A manuscript page from the chapter ‘Miss Stein Instructs,’ about Gertrude Stein, in Hemingway’s ‘A Moveable Feast.’

Melancholy, for sure. His tribute to the irascible Ezra Pound as a good friend “always doing things for ­people” sets a benchmark for generosity that Hemingway cannot reach. As we repeatedly see, he is forever judging and labeling and comparing—the writer and artist Wyndham Lewis has the eyes of an “unsuccessful rapist,” the stories of Katherine Mansfield are “near-beer.”

And a sense of impending failure is built into his prose. “In those days you did not really need anything, not even the rabbit’s foot.” Though ­disenchantment had always been his métier, it holds court in this ­ominous, poignant book, not least when it refers obliquely to the ­dissolution of his marriage to Hadley, his first wife, the long-suffering and idealized center of the book, whom Hemingway betrays with her friend Pauline Pfeiffer (his second wife and the grandmother of Seán Hemingway). In one sketch, Hemingway writes: “The bulldozing of three people’s hearts to destroy one happiness and build another and the love and good work and all that came out of it is not part of this book. I wrote it and left it out.”

Gifted in the not-said and in the wresting of emotions from the ­declarative, Hemingway casts himself in “A Moveable Feast” as both an ­ingénue learning his craft and an older, sicker, still deliberate man who, finally turning to memoir, writes of the past as honestly as he knows how—which is to say, as a novelist. The newly restored edition gives us an opportunity to meet Hemingway less as the controlled craftsman that he long pretended to be than as the embittered, frightened, sharp-eyed avoider of feelings who captured them unerringly. But in many ways the book remains what it was: the elegiac testimony of a writer sensitive to time and change, to false starts and to false people, most especially himself, and all those “limiters of happiness except for the very few that were as good as spring.”

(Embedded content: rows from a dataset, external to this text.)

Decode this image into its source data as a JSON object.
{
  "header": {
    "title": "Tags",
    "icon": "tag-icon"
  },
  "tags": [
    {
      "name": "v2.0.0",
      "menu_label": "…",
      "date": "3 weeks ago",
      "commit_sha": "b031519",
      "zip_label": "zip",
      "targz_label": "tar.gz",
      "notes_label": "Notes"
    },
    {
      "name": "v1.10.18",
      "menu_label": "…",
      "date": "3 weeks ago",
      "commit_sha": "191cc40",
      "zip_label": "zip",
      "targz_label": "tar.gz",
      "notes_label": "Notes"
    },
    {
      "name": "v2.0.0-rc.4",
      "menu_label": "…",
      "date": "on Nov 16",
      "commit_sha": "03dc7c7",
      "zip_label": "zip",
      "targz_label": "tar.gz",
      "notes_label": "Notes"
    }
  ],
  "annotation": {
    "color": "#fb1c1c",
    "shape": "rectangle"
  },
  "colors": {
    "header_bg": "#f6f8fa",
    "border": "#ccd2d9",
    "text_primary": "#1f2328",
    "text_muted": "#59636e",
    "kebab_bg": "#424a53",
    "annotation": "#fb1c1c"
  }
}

—Ms. Wineapple’s most recent book is “White Heat: The Friendship of Emily Dickinson and Thomas Wentworth Higginson.”